══ Dataset records ══

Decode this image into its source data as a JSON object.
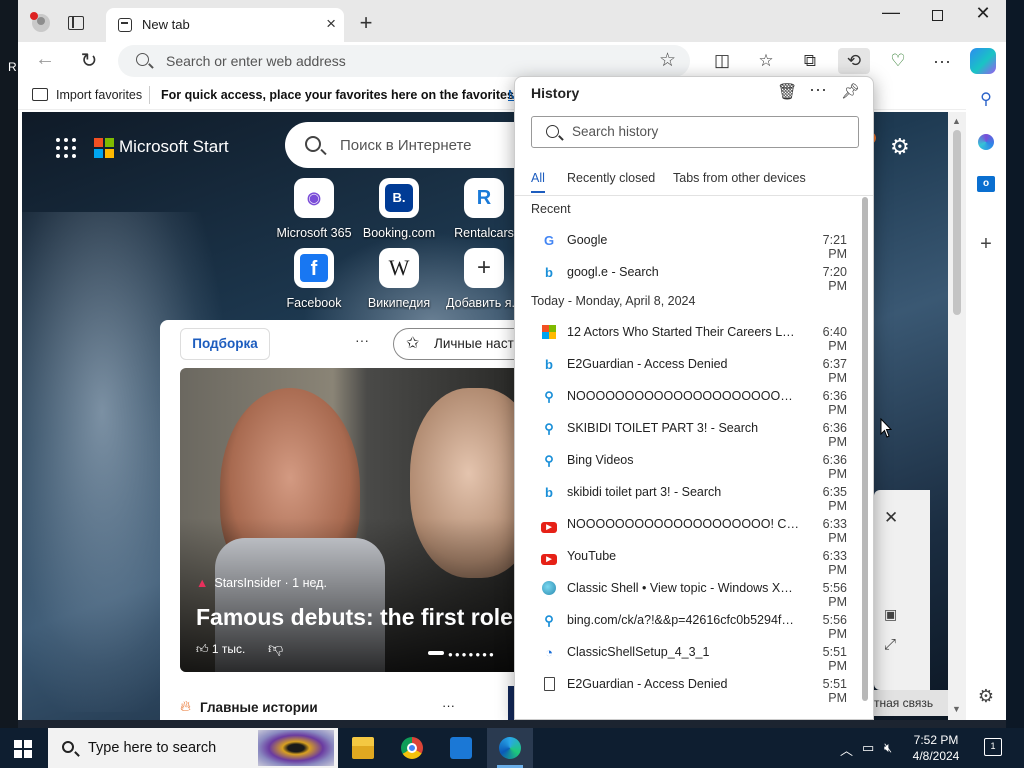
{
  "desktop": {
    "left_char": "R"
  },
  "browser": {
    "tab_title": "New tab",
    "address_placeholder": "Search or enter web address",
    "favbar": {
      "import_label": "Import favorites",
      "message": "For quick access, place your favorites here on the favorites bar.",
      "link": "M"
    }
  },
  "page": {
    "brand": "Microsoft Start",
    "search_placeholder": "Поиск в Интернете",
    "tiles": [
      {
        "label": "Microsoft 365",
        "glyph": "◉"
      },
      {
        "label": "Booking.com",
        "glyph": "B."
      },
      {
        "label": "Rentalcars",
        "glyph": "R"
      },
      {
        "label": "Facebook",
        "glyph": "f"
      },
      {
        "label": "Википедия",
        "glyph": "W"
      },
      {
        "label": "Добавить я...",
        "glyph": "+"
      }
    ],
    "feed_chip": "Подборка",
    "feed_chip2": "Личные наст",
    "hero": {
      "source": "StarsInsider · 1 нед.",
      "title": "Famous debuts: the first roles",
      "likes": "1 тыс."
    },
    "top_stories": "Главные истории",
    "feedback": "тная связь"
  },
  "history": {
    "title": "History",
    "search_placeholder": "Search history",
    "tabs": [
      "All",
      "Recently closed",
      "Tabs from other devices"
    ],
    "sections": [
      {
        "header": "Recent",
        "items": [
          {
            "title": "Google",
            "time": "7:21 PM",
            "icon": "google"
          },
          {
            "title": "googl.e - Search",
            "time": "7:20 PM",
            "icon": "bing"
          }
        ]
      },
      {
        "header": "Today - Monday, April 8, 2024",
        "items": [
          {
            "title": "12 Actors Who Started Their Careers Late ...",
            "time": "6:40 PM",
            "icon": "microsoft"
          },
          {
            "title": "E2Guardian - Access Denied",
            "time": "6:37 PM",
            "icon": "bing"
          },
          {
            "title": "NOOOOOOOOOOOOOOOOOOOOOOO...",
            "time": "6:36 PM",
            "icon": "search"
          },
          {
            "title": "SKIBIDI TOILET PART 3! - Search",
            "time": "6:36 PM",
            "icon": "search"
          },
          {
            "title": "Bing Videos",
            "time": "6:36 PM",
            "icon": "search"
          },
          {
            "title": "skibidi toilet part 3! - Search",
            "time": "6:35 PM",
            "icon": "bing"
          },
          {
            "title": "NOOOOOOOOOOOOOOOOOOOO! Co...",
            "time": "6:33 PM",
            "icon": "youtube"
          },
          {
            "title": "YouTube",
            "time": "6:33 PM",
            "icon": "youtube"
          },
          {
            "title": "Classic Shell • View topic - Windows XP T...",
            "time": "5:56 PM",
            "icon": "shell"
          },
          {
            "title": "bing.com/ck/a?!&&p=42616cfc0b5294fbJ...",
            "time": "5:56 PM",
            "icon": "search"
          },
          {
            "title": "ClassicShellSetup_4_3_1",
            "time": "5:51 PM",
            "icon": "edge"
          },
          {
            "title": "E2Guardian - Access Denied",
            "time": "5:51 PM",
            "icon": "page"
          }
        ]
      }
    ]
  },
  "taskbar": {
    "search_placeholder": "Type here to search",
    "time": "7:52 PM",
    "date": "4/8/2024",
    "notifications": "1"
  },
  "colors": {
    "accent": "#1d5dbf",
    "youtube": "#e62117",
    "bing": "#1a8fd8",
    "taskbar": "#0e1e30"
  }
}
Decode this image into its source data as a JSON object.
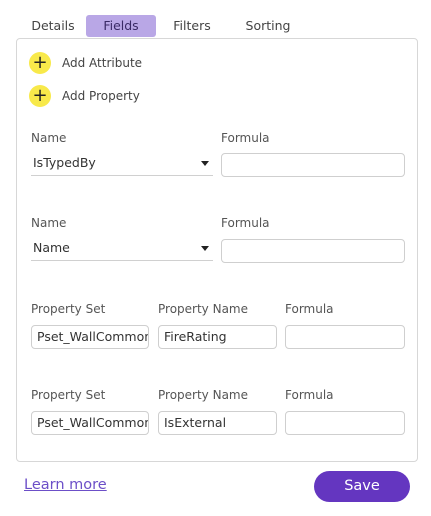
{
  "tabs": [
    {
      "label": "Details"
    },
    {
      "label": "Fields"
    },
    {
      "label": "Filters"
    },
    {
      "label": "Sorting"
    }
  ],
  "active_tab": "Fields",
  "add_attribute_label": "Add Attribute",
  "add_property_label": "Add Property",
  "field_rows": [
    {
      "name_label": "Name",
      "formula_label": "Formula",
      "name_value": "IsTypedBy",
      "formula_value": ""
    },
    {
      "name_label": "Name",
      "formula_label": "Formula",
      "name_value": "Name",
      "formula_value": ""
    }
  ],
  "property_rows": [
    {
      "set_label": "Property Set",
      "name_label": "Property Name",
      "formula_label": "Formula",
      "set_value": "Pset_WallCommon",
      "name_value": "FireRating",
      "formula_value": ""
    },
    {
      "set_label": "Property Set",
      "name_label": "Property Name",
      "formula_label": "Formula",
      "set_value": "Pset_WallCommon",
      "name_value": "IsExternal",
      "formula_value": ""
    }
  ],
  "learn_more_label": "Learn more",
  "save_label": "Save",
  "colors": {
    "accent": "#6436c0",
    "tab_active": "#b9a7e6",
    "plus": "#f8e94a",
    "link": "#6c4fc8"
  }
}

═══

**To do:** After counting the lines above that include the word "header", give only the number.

**Expected answer:** 2